Aug. 13, 2010 — -- Katherine Miller is the ninth-ranked Cadet in her class of 1,157 at the United States Military Academy. She has a grade point average of 3.829 out of 4.0, and has scored as high as 367 on the military's fitness test, beating the theoretical maximum score of 300 points. She has completed U.S. Army Airborne School and written for a Washington Post blog.
Yet Miller will not enroll in West Point for her third year, will not graduate, join the Army and serve her country, and it has nothing to do with a disciplinary infraction or lack of qualifications. Instead, it is her sexual orientation.
Miller, 20, submitted her letter of resignation to her superiors and in it, revealed to them that she is a lesbian. She has resigned because of the military's "Don't Ask, Don't Tell" policy, or DADT, which forbids the military from asking a servicemember about her sexual orientation and calls for a servicemember to be discharged if she discloses that she is homosexual.

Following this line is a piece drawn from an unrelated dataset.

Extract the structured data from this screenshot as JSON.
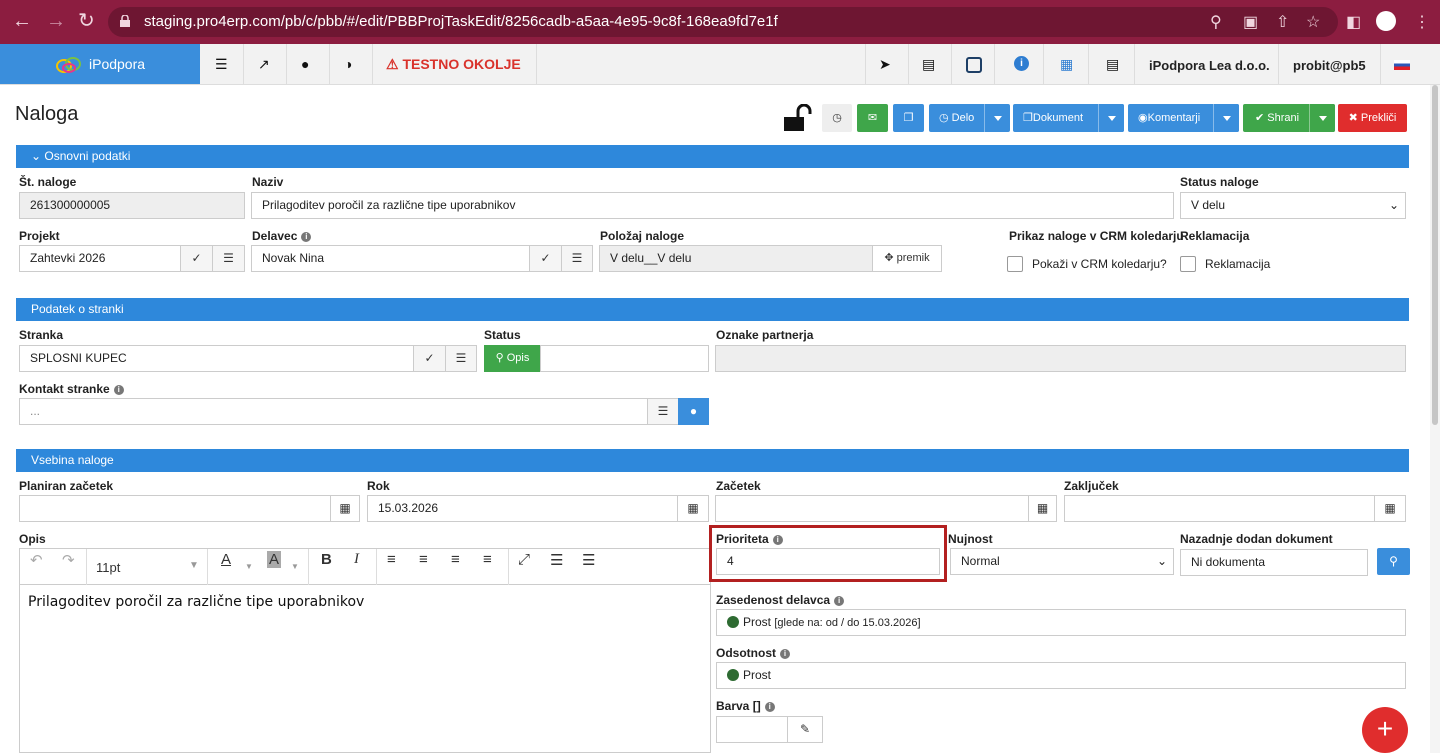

"At present, I find military service to be incompatible with personal values," Miller wrote in a draft of the letter, which was leaked to the media. She also wrote that she was not pressured or encouraged to resign, and came to the decision on her own.
Miller said in the letter that she can no longer bear to attend West Point, where the military's policy has forced her to conceal a portion of her identity, fabricate a straight dating history to appease her peers and stand by while others made derogatory comments about gays. She said she routinely endured sexual harassment for fear of being outed.
"In short, I have lied to my classmates and compromised my integrity and my identity by adhering to existing military policy," Miller wrote.
Sue Fulton, a West Point graduate, former Army captain, and communications director of Knights Out, a group of gay and lesbian West Point graduates and allies, said being homosexual in the military is extremely difficult. Knights Out provides advice for closeted cadets, but also works to show the military that gays and lesbians can and do serve effectively and provide a positive impact on the military. They are also actively engaged in working to repeal DADT.
"It's a constant struggle. There are constant compromises to your integrity when you can't be honest about who you are," Fulton told ABCNews.com.
"I know that Katie agonized over this because she loves the military," she said. "I think it would be fair to say that she is sad, but she is very clear on this decision."